It is at noon dinnertime in winding downtown of run on Pegnitz. A covered timber-house, right next to town gate from Middle Ages: all places on large terrace in kennel-Melber of Claudia and Siegfried Bachmann are occupied. The old sandstone city wall throws cool shadows. Claudia is in kitchen while her husband is reading day pass: Fried schnitzel with crushed pepper, a Vichyssoise, a cold leek soup or a salad. The atmosphere: quaint. The cuisine: ambitious traditional.
The restaurant is running. Neverless, innkeepers make Bachmann worry when y think about future. "Last year we had two applicants for kitchen, one was not qualified, second decided for anor company," says Siegfried Bachmann. They urgently need next generation, ir workforce is already working at limit. The Bachmanns are refore thinking about zuzusperren ir restaurant more often, perhaps even introducing a second day of rest in week. He knows many taverns with tradition to which y go, says Siegfried Bachmann.
The Bachmanns had long since found solution of ir problems: The dream applicant works hard and reliable, is always punctual, friendly and learns quickly. "In a word: perfect," says Claudia Bachmann. The problem: Ali Sadeqi is Afghan.The kitchen is a tough job, many applicants do not exist
The young man with winning laughter came to Germany in fall of 2015. Since n he has done everything one could expect from a fugitive: He is now fluent in German, he goes to school, has never made a debt. In addition to school, he was allowed to work in Bachmann's kitchen for three days a week for a year. They would like to take over hardworking 19-year-olds and train m to cook. But immigration office denied him work permit.The Inn kennel-Melber by Claudia and Siegfried Bachmann
The Inn kennel-Melber by Claudia and Siegfried Bachmann
Sadeqis parents had fled from Afghanistan to Iran 26 years ago. There, Ali came to world, in illegality, without birth certificate; He never possessed a passport. But that's what authorities want him to see. He must not work yet because he did not participate in "clarification of his identity" is accusation. Sadeqi has already filed a lawsuit, but decision is still pending.
For over a year now, Sadeqi is waiting for him to get started with his training in his dream job. "Actually, I could almost be done," he says. Because Bachmanns were so enthusiastic about Ali, y kept training place free as long as necessary.The conditions for refugees in Bavaria are ideal

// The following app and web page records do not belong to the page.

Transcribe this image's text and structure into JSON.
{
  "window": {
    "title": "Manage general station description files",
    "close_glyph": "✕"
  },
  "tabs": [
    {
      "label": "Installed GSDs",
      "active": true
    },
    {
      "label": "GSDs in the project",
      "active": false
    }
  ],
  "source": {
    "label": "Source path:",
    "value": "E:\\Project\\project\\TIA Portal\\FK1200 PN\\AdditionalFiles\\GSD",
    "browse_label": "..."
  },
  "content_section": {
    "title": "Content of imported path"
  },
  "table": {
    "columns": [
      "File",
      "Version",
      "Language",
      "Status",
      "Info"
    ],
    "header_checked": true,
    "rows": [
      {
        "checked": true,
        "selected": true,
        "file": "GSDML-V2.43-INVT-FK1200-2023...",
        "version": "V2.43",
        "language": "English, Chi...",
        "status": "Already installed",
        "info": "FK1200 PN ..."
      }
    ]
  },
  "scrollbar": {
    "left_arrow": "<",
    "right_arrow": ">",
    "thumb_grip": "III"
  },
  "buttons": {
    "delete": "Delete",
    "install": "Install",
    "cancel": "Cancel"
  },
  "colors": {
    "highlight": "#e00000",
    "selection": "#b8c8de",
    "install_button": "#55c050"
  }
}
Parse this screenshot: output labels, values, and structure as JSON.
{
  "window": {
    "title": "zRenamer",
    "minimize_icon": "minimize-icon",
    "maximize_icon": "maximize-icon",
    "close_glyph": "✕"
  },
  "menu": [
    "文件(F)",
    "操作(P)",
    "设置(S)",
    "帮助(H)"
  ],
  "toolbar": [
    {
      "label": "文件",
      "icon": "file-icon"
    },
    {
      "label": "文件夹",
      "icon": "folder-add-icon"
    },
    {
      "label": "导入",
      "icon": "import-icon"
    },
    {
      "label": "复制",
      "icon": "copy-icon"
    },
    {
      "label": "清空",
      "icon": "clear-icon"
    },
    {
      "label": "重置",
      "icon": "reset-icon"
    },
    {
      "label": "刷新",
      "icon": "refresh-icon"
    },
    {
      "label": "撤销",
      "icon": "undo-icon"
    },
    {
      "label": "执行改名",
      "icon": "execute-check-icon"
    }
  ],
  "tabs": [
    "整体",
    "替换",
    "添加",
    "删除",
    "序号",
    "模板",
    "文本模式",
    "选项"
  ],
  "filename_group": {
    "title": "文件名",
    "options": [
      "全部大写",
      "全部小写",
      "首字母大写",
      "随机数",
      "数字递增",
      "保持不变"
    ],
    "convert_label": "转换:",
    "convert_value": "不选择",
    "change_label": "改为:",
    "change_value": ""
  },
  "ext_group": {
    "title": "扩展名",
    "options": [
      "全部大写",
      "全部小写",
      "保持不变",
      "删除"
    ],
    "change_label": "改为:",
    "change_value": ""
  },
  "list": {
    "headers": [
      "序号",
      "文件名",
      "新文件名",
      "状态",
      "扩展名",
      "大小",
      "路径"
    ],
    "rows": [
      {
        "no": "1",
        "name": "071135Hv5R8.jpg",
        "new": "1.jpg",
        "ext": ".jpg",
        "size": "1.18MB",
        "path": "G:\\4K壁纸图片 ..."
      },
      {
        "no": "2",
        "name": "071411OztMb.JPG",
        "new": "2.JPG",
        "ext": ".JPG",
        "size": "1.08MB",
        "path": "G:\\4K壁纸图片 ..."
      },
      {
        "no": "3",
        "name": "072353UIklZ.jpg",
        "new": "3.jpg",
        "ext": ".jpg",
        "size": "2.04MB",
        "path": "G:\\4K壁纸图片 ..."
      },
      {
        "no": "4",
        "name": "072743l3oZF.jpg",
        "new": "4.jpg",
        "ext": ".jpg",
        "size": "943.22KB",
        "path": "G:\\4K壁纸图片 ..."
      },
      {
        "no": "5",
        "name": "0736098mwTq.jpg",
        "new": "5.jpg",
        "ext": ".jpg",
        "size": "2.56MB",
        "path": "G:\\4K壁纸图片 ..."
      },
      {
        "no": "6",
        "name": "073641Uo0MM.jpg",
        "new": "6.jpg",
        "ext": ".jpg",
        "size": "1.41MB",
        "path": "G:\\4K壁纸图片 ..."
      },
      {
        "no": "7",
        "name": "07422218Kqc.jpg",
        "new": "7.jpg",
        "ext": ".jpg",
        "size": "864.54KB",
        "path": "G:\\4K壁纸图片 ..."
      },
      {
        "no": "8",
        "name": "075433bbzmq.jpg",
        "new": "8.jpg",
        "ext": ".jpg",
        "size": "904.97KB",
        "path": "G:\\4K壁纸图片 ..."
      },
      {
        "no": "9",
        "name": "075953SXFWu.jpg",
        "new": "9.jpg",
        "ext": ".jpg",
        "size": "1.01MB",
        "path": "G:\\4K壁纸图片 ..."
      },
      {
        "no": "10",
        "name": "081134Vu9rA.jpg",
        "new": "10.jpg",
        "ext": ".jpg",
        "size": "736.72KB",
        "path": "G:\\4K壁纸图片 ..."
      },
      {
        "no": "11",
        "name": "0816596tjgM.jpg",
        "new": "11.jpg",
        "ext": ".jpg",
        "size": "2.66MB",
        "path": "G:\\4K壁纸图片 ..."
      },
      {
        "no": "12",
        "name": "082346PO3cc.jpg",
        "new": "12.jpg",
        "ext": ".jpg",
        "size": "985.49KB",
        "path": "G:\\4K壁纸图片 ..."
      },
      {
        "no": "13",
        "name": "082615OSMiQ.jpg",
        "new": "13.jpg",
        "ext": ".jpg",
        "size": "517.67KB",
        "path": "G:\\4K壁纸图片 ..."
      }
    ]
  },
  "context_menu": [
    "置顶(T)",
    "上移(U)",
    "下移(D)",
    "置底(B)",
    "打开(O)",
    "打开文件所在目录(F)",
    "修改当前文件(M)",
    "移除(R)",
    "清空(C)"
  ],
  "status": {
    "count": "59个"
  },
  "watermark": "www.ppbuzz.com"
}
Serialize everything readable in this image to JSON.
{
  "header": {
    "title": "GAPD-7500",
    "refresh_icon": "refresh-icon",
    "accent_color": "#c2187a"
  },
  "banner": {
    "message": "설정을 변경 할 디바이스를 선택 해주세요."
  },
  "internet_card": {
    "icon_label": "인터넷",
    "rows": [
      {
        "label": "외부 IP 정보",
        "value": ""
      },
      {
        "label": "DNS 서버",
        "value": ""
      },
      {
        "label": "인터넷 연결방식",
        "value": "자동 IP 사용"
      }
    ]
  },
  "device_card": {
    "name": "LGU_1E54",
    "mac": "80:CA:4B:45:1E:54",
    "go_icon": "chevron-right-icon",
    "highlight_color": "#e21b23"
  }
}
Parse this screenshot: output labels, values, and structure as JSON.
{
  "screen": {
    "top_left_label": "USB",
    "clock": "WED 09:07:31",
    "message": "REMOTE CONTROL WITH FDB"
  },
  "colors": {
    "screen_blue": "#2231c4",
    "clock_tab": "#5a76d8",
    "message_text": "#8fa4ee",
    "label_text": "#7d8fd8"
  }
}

Stefan Kastner keeps hearing stories like Bachmann's. Kastner heads Vocational Training Division of Nuremberg Chamber of Commerce and Industry. How to integrate refugees into labour market is one of its priorities. But not only in Boommetropole Munich or at Audi location in Ingolstadt re is full employment. Also in or parts of Bavaria, in cities like run or Ansbach, re is almost no unemployment. That sounds good, but it means for many entrepreneurs that y no longer find employees. 130,000 vacancies were reported to employment agency in Free State in July. The Chamber of Commerce even speaks of 260,000 skilled workers who are currently missing in Bavaria. "In Middle Franconia alone we go from 25,000 to 30,000 missing specialists," says Kastner. 1,900 apprenticeship positions at its member companies remained vacant last year.
Many companies with many vacancies – conditions for young refugees could not be better. "Moreover, hardly a federal state prepares young refugees better for training market than Bavaria," says Kastner. But after years in professional preparation classes, re is often nothing happening. The Free State is considered to be particularly rigorous in law on foreigners. Basically, polls among members showed that willingness to disKastner refugees is very high. But companies have to invest time and money in next generation – which may n be deported after one year.Date Of Update: 12 August 2018, 12:00